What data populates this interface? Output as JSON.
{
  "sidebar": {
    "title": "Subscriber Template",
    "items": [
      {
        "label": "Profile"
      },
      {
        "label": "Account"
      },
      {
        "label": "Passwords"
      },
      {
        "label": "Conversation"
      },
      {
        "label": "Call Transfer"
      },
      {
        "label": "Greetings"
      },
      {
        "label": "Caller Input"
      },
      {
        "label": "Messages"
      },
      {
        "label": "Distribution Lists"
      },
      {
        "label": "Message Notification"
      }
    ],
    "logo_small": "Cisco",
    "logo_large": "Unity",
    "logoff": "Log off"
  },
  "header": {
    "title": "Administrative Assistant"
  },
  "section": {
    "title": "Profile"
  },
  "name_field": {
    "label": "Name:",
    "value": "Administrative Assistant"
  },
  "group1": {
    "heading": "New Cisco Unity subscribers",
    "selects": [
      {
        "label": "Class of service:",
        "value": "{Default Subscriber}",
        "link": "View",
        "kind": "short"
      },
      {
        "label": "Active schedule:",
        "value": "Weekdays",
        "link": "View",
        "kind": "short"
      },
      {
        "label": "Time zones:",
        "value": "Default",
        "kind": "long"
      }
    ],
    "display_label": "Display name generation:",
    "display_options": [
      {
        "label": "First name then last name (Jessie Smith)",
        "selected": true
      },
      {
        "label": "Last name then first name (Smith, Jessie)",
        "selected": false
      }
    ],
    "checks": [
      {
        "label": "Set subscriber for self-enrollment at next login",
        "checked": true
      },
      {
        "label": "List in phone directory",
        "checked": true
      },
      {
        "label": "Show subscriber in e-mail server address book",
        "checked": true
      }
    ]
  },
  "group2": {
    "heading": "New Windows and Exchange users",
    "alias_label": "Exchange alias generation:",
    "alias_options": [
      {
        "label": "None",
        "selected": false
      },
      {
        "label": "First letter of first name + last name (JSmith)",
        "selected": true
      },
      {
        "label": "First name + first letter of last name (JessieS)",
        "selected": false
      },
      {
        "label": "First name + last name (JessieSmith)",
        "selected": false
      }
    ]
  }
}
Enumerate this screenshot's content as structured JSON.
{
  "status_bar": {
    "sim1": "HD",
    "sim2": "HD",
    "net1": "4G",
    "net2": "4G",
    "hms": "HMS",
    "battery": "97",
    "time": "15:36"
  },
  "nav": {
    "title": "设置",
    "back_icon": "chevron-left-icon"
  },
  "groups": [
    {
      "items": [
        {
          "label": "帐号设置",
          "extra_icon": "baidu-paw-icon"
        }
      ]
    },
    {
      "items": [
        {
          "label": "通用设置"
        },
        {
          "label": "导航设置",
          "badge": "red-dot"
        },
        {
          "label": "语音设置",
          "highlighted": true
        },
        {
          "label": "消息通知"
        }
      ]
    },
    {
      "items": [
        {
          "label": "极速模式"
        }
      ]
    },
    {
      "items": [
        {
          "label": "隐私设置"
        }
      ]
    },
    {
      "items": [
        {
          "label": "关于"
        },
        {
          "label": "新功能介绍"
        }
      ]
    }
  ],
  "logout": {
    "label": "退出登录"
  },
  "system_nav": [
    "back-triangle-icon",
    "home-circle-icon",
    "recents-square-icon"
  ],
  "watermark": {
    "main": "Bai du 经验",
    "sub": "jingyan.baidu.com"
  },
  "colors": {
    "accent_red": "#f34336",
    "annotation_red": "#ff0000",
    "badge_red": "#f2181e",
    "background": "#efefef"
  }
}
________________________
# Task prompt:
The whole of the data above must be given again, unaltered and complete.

# Exercise response:
What data populates this interface? Output as JSON.
{
  "sidebar": {
    "title": "Subscriber Template",
    "items": [
      {
        "label": "Profile"
      },
      {
        "label": "Account"
      },
      {
        "label": "Passwords"
      },
      {
        "label": "Conversation"
      },
      {
        "label": "Call Transfer"
      },
      {
        "label": "Greetings"
      },
      {
        "label": "Caller Input"
      },
      {
        "label": "Messages"
      },
      {
        "label": "Distribution Lists"
      },
      {
        "label": "Message Notification"
      }
    ],
    "logo_small": "Cisco",
    "logo_large": "Unity",
    "logoff": "Log off"
  },
  "header": {
    "title": "Administrative Assistant"
  },
  "section": {
    "title": "Profile"
  },
  "name_field": {
    "label": "Name:",
    "value": "Administrative Assistant"
  },
  "group1": {
    "heading": "New Cisco Unity subscribers",
    "selects": [
      {
        "label": "Class of service:",
        "value": "{Default Subscriber}",
        "link": "View",
        "kind": "short"
      },
      {
        "label": "Active schedule:",
        "value": "Weekdays",
        "link": "View",
        "kind": "short"
      },
      {
        "label": "Time zones:",
        "value": "Default",
        "kind": "long"
      }
    ],
    "display_label": "Display name generation:",
    "display_options": [
      {
        "label": "First name then last name (Jessie Smith)",
        "selected": true
      },
      {
        "label": "Last name then first name (Smith, Jessie)",
        "selected": false
      }
    ],
    "checks": [
      {
        "label": "Set subscriber for self-enrollment at next login",
        "checked": true
      },
      {
        "label": "List in phone directory",
        "checked": true
      },
      {
        "label": "Show subscriber in e-mail server address book",
        "checked": true
      }
    ]
  },
  "group2": {
    "heading": "New Windows and Exchange users",
    "alias_label": "Exchange alias generation:",
    "alias_options": [
      {
        "label": "None",
        "selected": false
      },
      {
        "label": "First letter of first name + last name (JSmith)",
        "selected": true
      },
      {
        "label": "First name + first letter of last name (JessieS)",
        "selected": false
      },
      {
        "label": "First name + last name (JessieSmith)",
        "selected": false
      }
    ]
  }
}
Enumerate this screenshot's content as structured JSON.
{
  "status_bar": {
    "sim1": "HD",
    "sim2": "HD",
    "net1": "4G",
    "net2": "4G",
    "hms": "HMS",
    "battery": "97",
    "time": "15:36"
  },
  "nav": {
    "title": "设置",
    "back_icon": "chevron-left-icon"
  },
  "groups": [
    {
      "items": [
        {
          "label": "帐号设置",
          "extra_icon": "baidu-paw-icon"
        }
      ]
    },
    {
      "items": [
        {
          "label": "通用设置"
        },
        {
          "label": "导航设置",
          "badge": "red-dot"
        },
        {
          "label": "语音设置",
          "highlighted": true
        },
        {
          "label": "消息通知"
        }
      ]
    },
    {
      "items": [
        {
          "label": "极速模式"
        }
      ]
    },
    {
      "items": [
        {
          "label": "隐私设置"
        }
      ]
    },
    {
      "items": [
        {
          "label": "关于"
        },
        {
          "label": "新功能介绍"
        }
      ]
    }
  ],
  "logout": {
    "label": "退出登录"
  },
  "system_nav": [
    "back-triangle-icon",
    "home-circle-icon",
    "recents-square-icon"
  ],
  "watermark": {
    "main": "Bai du 经验",
    "sub": "jingyan.baidu.com"
  },
  "colors": {
    "accent_red": "#f34336",
    "annotation_red": "#ff0000",
    "badge_red": "#f2181e",
    "background": "#efefef"
  }
}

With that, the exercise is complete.